Join in the 42nd Great American Smokeout
Dr. Joseph A. Ciotola, Health Officer of the Queen Anne’s County Department of Health, along with the Queen Anne’s County Department of Health Cigarette Restitution Fund Program, the Citizens Against Smoking Tobacco (C.A.S.T.) Coalition, and the Queen Anne’s County Wellness Coalition invites the public to join them in celebrating the 42nd annual Great American Smokeout.
The American Cancer Society has scheduled the 42nd Annual Great American Smokeout for Nov. 16, to encourage smokers to quit for a day in the hope they may quit for good. Patches, tips for quitting, and telephone counseling can help residents quit and increase their chances of staying quit, according to The Public Health Service guideline, “Treating Tobacco Use and Dependence: A Clinical Practice Guideline.”
The C.A.S.T. Coalition will sponsor a free “Trivia Night” with games, giveaways, face painting, food, and fun for the entire family at the Bay Country Moose Lodge in Queenstown on Thursday, Nov. 16, from 5:30 to 7:30 p.m. This event will be in partnership with the Queen Anne’s County Department of Health Cigarette Restitution Fund Program and the Queen Anne’s County Wellness Coalition.
The Great American Smokeout traditionally takes place on the third Thursday in November. Even though the Smokeout officially began in 1977, the event’s roots reach back to 1971, when Arthur P. Mullaney challenged the citizens of Randolf, Massachusetts, to give up cigarettes for the day and donate the saved money to a high school scholarship fund. Mullaney coined the term Smokeout.

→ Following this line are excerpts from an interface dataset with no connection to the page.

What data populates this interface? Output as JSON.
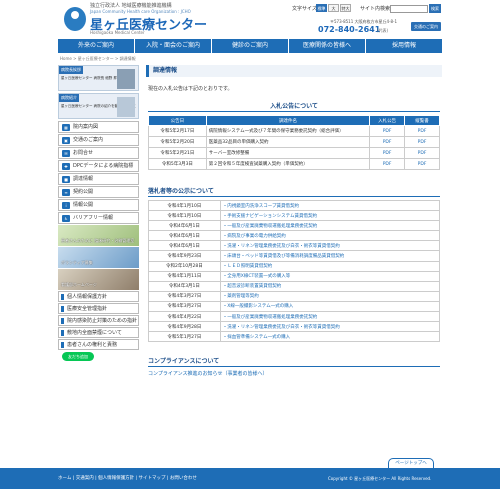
{
  "header": {
    "org_line": "独立行政法人 地域医療機能推進機構",
    "org_en": "Japan Community Health care Organization : JCHO",
    "site_name": "星ヶ丘医療センター",
    "site_name_en": "Hoshigaoka Medical Center",
    "font_size_label": "文字サイズ",
    "font_sizes": [
      "標準",
      "大",
      "特大"
    ],
    "search_label": "サイト内検索",
    "search_button": "検索",
    "address": "〒573-8511 大阪府枚方市星丘4-8-1",
    "tel": "072-840-2641",
    "tel_note": "(代表)",
    "access_button": "交通のご案内"
  },
  "nav": {
    "items": [
      "外来のご案内",
      "入院・面会のご案内",
      "健診のご案内",
      "医療関係の皆様へ",
      "採用情報"
    ]
  },
  "breadcrumb": "Home > 星ヶ丘医療センター > 調達情報",
  "sidebar": {
    "banner1_tag": "病院長挨拶",
    "banner1_text": "星ヶ丘医療センター 病院長 細野 昇",
    "banner2_tag": "病院紹介",
    "banner2_text": "星ヶ丘医療センター 病院の紹介を動画にてご覧",
    "menu": [
      {
        "icon": "hospital-icon",
        "label": "院内案内図"
      },
      {
        "icon": "car-icon",
        "label": "交通のご案内"
      },
      {
        "icon": "mail-icon",
        "label": "お問合せ"
      },
      {
        "icon": "medical-icon",
        "label": "DPCデータによる病院指標"
      },
      {
        "icon": "cart-icon",
        "label": "調達情報"
      },
      {
        "icon": "document-icon",
        "label": "契約公開"
      },
      {
        "icon": "info-icon",
        "label": "情報公開"
      },
      {
        "icon": "wheelchair-icon",
        "label": "バリアフリー情報"
      }
    ],
    "pics": [
      "患者さんのために 臨床研究・治験管理室",
      "ボランティア募集",
      "看護部ホームページ"
    ],
    "menu2": [
      "個人情報保護方針",
      "医療安全管理指針",
      "院内感染防止対策のための指針",
      "敷地内全面禁煙について",
      "患者さんの権利と責務"
    ],
    "line_button": "友だち追加"
  },
  "main": {
    "title": "調達情報",
    "intro": "現在の入札公告は下記のとおりです。",
    "section1_title": "入札公告について",
    "table1_headers": [
      "公告日",
      "調達件名",
      "入札公告",
      "縦覧書"
    ],
    "table1_rows": [
      [
        "令和5年2月17日",
        "病院情報システム一式及び７年間の保守業務委託契約（総合評価）",
        "PDF",
        "PDF"
      ],
      [
        "令和5年2月20日",
        "医薬品32品目の単価購入契約",
        "PDF",
        "PDF"
      ],
      [
        "令和5年2月21日",
        "サーバー室改修整備",
        "PDF",
        "PDF"
      ],
      [
        "令和5年3月3日",
        "第２回令和５年度検査試薬購入契約（単価契約）",
        "PDF",
        "PDF"
      ]
    ],
    "section2_title": "落札者等の公示について",
    "table2_rows": [
      [
        "令和4年1月10日",
        "内視鏡室内洗浄スコープ賃貸借契約"
      ],
      [
        "令和4年1月10日",
        "手術支援ナビゲーションシステム賃貸借契約"
      ],
      [
        "令和4年6月1日",
        "一般及び産業廃棄物収運搬処理業務委託契約"
      ],
      [
        "令和4年6月1日",
        "病院及び事業の電力供給契約"
      ],
      [
        "令和4年6月1日",
        "洗濯・リネン管理業務委託及び白衣・術衣等賃貸借契約"
      ],
      [
        "令和4年9月23日",
        "床頭台・ベッド等賃貸借及び等備消耗調度備品賃貸借契約"
      ],
      [
        "令和2年10月28日",
        "ＬＥＤ照明賃貸借契約"
      ],
      [
        "令和4年1月11日",
        "全身用X線CT装置一式の購入等"
      ],
      [
        "令和4年3月1日",
        "超音波診断装置賃貸借契約"
      ],
      [
        "令和4年3月27日",
        "薬剤管理等契約"
      ],
      [
        "令和4年3月27日",
        "X線一般撮影システム一式の購入"
      ],
      [
        "令和4年4月22日",
        "一般及び産業廃棄物収運搬処理業務委託契約"
      ],
      [
        "令和4年9月28日",
        "洗濯・リネン管理業務委託及び白衣・術衣等賃貸借契約"
      ],
      [
        "令和5年1月27日",
        "採血管準備システム一式の購入"
      ]
    ],
    "section3_title": "コンプライアンスについて",
    "compliance_link": "コンプライアンス推進のお知らせ（事業者の皆様へ）"
  },
  "page_top": "ページトップへ",
  "footer": {
    "links": "ホーム  |  交通案内  |  個人情報保護方針  |  サイトマップ  |  お問い合わせ",
    "copyright": "Copyright © 星ヶ丘医療センター All Rights Reserved."
  }
}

Later, L ynn R. Smith, editor of the Monticello Times in Minnesota, spearheaded that state’s first D-Day, or Don’t Smoke Day. D-Day spread like wildfire throughout Minnesota, and then blazed west to California where it became the Great American Smokeout. The idea caught on in state after state until in 1977, it went nationwide under the sponsorship of the American Cancer Society. If past Smokeouts are any indication, as many as one-third of the nation’s 46 million smokers could be taking the day of f from smoking.
For more information, call 410758-1306 Ext. 4539. The toll-free telephone number for the American Cancer Society is 1-800-ACS-2345.